Two CUHK professors are collaborating on technology solutions for Cantonese speakers in Hong Kong who suffer from dysarthria, which affects the articulation of sounds and words, and have since expanded their research to neurological diseases such as dementia. Their cross-disciplinary research combines multilingual speech processing, artificial intelligence, neuroscience and language learning.
These little white cars might look like toys at first glance. In fact, they are smart cars built with artificial intelligence (AI) features that can track human faces and colours. Developed by a research team from the CUHK Jockey Club AI for the Future Project, the CUHK-JC iCar (iCar) gives students an opportunity to apply AI theory. The iCar is a simple, accessible device where students are in the “driver’s seat” via their ability to assemble with the attached mechanical tools and control the vehicle with simple programming, which gives students a unique way of combining study with play in the classroom.
When one has a mouth but cannot speak, it is a dreadful loss. But now AI can change that destiny. A CUHK Engineering professor has taken AI technology to another level to give a voice to those who are losing the power to communicate, by deploying text-to-speech technology and letting AI learn as much as possible about how one speaks, to preserve verbal identity after disease has taken the voice.

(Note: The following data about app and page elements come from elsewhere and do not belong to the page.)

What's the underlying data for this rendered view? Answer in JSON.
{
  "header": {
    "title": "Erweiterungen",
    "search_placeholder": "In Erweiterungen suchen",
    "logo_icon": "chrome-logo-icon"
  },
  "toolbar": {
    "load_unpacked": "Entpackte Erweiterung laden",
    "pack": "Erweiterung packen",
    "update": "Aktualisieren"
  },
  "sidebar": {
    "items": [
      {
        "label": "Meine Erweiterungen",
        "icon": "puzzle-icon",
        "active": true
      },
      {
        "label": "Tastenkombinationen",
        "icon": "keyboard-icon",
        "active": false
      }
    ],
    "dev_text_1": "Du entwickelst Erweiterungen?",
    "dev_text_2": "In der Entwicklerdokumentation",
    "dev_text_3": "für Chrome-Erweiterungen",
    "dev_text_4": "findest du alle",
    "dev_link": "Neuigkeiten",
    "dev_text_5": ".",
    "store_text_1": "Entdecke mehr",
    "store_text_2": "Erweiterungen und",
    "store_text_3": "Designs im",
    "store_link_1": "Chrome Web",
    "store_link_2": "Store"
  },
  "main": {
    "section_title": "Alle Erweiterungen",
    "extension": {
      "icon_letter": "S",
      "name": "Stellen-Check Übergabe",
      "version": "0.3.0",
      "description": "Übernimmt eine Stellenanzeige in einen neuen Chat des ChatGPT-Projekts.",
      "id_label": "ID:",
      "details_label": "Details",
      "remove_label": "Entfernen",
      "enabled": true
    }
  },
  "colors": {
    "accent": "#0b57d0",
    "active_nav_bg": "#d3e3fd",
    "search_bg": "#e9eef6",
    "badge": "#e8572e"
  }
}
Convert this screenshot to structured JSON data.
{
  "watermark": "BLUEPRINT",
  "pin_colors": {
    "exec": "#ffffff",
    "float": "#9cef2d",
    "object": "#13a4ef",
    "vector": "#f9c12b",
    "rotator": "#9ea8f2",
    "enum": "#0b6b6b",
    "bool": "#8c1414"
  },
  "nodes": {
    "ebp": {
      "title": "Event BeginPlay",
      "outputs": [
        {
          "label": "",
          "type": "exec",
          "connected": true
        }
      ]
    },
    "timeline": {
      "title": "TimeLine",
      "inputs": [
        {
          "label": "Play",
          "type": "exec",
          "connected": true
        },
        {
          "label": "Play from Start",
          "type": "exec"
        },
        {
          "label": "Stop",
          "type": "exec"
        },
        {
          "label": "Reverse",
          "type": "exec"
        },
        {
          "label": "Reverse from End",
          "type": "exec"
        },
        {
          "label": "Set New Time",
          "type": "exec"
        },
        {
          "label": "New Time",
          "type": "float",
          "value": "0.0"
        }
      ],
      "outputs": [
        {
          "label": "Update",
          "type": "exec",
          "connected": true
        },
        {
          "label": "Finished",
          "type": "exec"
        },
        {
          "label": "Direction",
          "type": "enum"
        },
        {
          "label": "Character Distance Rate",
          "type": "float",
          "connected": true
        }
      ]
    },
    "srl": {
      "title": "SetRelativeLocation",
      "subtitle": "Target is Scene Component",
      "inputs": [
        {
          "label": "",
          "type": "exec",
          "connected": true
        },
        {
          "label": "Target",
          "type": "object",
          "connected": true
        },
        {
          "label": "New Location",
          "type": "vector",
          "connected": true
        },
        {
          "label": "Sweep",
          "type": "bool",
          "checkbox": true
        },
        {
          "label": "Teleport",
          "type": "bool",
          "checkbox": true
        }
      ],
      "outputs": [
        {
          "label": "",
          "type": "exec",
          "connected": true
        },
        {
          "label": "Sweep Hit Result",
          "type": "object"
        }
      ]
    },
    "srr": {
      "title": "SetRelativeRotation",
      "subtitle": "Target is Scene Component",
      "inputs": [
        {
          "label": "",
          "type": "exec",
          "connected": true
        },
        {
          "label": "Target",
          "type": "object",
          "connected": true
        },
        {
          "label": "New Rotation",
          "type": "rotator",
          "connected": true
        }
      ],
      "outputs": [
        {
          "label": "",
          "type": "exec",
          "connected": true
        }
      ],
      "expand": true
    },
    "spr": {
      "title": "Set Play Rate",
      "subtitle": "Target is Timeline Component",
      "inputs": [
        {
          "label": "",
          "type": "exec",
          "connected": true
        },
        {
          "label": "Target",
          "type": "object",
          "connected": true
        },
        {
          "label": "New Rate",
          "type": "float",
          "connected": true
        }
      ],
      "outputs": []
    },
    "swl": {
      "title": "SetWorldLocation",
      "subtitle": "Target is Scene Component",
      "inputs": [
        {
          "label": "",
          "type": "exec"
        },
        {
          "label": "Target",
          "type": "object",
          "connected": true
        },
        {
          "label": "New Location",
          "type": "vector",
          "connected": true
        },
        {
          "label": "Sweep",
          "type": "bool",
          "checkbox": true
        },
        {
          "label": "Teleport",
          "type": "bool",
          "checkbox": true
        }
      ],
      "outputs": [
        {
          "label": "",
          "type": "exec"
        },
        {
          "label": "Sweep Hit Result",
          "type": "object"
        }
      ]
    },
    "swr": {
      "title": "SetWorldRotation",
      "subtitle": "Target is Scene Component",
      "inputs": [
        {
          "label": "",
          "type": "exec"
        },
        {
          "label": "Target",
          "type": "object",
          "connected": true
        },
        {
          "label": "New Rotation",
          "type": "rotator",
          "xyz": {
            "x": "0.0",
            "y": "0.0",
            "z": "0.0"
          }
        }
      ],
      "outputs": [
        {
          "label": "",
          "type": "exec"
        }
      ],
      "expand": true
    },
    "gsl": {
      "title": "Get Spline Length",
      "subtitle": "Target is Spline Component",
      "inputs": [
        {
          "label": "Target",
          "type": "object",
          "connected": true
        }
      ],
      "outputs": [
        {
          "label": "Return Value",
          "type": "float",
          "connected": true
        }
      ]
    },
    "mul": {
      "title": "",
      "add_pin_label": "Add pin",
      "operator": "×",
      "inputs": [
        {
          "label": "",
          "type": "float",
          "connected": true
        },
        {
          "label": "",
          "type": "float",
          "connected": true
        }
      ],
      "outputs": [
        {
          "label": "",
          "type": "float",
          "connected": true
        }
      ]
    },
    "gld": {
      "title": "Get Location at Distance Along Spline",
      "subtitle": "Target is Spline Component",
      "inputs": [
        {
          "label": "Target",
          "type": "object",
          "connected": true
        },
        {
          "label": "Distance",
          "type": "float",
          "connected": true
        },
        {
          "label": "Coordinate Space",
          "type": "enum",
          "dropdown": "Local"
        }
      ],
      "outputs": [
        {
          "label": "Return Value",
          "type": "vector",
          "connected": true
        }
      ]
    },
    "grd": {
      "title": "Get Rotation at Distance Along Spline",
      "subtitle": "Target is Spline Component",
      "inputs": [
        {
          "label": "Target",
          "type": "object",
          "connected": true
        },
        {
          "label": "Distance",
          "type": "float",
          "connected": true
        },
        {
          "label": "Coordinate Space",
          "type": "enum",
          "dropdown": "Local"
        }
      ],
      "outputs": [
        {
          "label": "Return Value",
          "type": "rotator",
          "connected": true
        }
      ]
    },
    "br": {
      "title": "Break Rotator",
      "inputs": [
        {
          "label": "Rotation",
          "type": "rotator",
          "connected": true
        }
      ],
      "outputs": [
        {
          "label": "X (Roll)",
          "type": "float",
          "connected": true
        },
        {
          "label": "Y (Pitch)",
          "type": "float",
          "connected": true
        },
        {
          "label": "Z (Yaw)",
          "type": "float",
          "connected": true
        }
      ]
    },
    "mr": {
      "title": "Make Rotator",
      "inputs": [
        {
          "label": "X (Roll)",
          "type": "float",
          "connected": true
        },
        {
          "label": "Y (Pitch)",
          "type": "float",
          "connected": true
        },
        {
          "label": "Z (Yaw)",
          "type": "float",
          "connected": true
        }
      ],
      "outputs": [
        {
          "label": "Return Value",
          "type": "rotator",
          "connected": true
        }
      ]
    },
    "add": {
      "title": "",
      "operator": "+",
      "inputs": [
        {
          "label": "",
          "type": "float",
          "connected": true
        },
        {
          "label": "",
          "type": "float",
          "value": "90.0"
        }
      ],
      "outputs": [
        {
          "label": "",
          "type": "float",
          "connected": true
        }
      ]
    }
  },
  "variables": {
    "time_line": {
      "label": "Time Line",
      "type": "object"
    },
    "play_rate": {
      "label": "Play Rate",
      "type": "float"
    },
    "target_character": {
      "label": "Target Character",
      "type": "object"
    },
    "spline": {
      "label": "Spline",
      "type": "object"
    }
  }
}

Current technology like satellite remote sensing is sharper and faster than the human eye in studying earth terrain for climate change effects but limited in detecting changes to landscape from massive and vast permafrost thawing. A CUHK geophysicist has developed an AI tool “DeepThaw”, a unique algorithm fed by massive numbers of satellite images to detect destabilised slopes over a wide area automatically to address the risk our cryosphere is facing.